## Your goal
Word for word, copy the records and drop the pictures.

## Data shown
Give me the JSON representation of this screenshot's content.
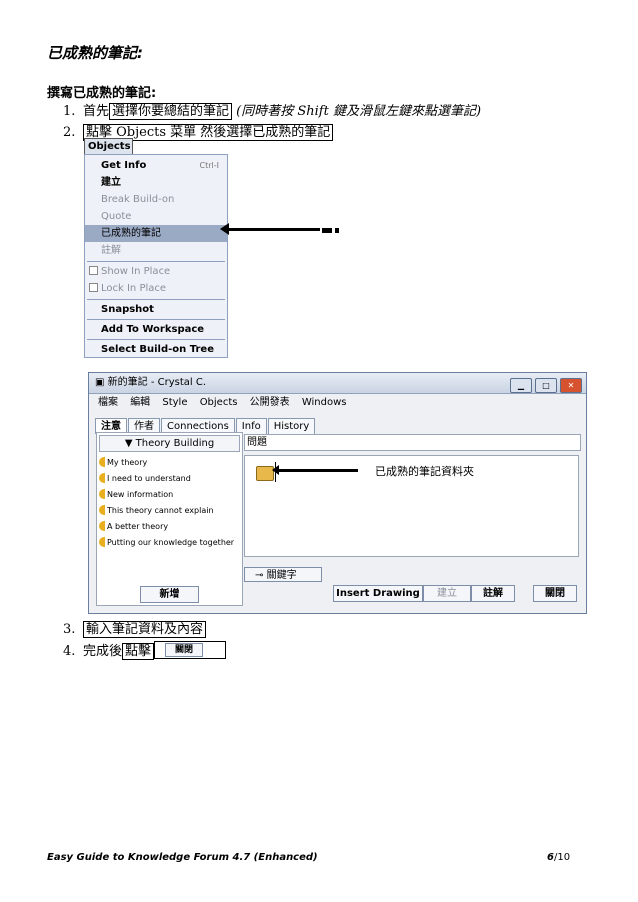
{
  "title": "已成熟的筆記:",
  "subheading": "撰寫已成熟的筆記:",
  "steps": [
    {
      "num": "1.",
      "text_a": "首先",
      "text_boxed": "選擇你要總結的筆記",
      "text_note": "(同時著按 Shift 鍵及滑鼠左鍵來點選筆記)"
    },
    {
      "num": "2.",
      "text_boxed": "點擊 Objects 菜單 然後選擇已成熟的筆記"
    },
    {
      "num": "3.",
      "text_boxed": "輸入筆記資料及內容"
    },
    {
      "num": "4.",
      "text_a": "完成後",
      "text_boxed": "點擊",
      "button": "關閉"
    }
  ],
  "objects_menu": {
    "title": "Objects",
    "items": [
      {
        "label": "Get Info",
        "shortcut": "Ctrl-I",
        "state": "bold"
      },
      {
        "label": "建立",
        "state": "bold"
      },
      {
        "label": "Break Build-on",
        "state": "disabled"
      },
      {
        "label": "Quote",
        "state": "disabled"
      },
      {
        "label": "已成熟的筆記",
        "state": "selected"
      },
      {
        "label": "註解",
        "state": "disabled"
      },
      {
        "label": "Show In Place",
        "state": "disabled"
      },
      {
        "label": "Lock In Place",
        "state": "disabled"
      },
      {
        "label": "Snapshot",
        "state": "bold"
      },
      {
        "label": "Add To Workspace",
        "state": "bold"
      },
      {
        "label": "Select Build-on Tree",
        "state": "bold"
      }
    ]
  },
  "window": {
    "title": "新的筆記 - Crystal C.",
    "menubar": [
      "檔案",
      "編輯",
      "Style",
      "Objects",
      "公開發表",
      "Windows"
    ],
    "tabs": [
      "注意",
      "作者",
      "Connections",
      "Info",
      "History"
    ],
    "theory_dropdown": "▼ Theory Building",
    "theory_items": [
      "My theory",
      "I need to understand",
      "New information",
      "This theory cannot explain",
      "A better theory",
      "Putting our knowledge together"
    ],
    "new_button": "新增",
    "problem_label": "問題",
    "folder_label": "已成熟的筆記資料夾",
    "keyword_button": "關鍵字",
    "insert_drawing": "Insert Drawing",
    "build_button": "建立",
    "annotate_button": "註解",
    "close_button": "關閉"
  },
  "footer": {
    "left": "Easy Guide to Knowledge Forum 4.7 (Enhanced)",
    "page": "6",
    "total": "/10"
  }
}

## Result
Give me the JSON representation of this screenshot's content.
{
  "title": "已成熟的筆記:",
  "subheading": "撰寫已成熟的筆記:",
  "steps": [
    {
      "num": "1.",
      "text_a": "首先",
      "text_boxed": "選擇你要總結的筆記",
      "text_note": "(同時著按 Shift 鍵及滑鼠左鍵來點選筆記)"
    },
    {
      "num": "2.",
      "text_boxed": "點擊 Objects 菜單 然後選擇已成熟的筆記"
    },
    {
      "num": "3.",
      "text_boxed": "輸入筆記資料及內容"
    },
    {
      "num": "4.",
      "text_a": "完成後",
      "text_boxed": "點擊",
      "button": "關閉"
    }
  ],
  "objects_menu": {
    "title": "Objects",
    "items": [
      {
        "label": "Get Info",
        "shortcut": "Ctrl-I",
        "state": "bold"
      },
      {
        "label": "建立",
        "state": "bold"
      },
      {
        "label": "Break Build-on",
        "state": "disabled"
      },
      {
        "label": "Quote",
        "state": "disabled"
      },
      {
        "label": "已成熟的筆記",
        "state": "selected"
      },
      {
        "label": "註解",
        "state": "disabled"
      },
      {
        "label": "Show In Place",
        "state": "disabled"
      },
      {
        "label": "Lock In Place",
        "state": "disabled"
      },
      {
        "label": "Snapshot",
        "state": "bold"
      },
      {
        "label": "Add To Workspace",
        "state": "bold"
      },
      {
        "label": "Select Build-on Tree",
        "state": "bold"
      }
    ]
  },
  "window": {
    "title": "新的筆記 - Crystal C.",
    "menubar": [
      "檔案",
      "編輯",
      "Style",
      "Objects",
      "公開發表",
      "Windows"
    ],
    "tabs": [
      "注意",
      "作者",
      "Connections",
      "Info",
      "History"
    ],
    "theory_dropdown": "▼ Theory Building",
    "theory_items": [
      "My theory",
      "I need to understand",
      "New information",
      "This theory cannot explain",
      "A better theory",
      "Putting our knowledge together"
    ],
    "new_button": "新增",
    "problem_label": "問題",
    "folder_label": "已成熟的筆記資料夾",
    "keyword_button": "關鍵字",
    "insert_drawing": "Insert Drawing",
    "build_button": "建立",
    "annotate_button": "註解",
    "close_button": "關閉"
  },
  "footer": {
    "left": "Easy Guide to Knowledge Forum 4.7 (Enhanced)",
    "page": "6",
    "total": "/10"
  }
}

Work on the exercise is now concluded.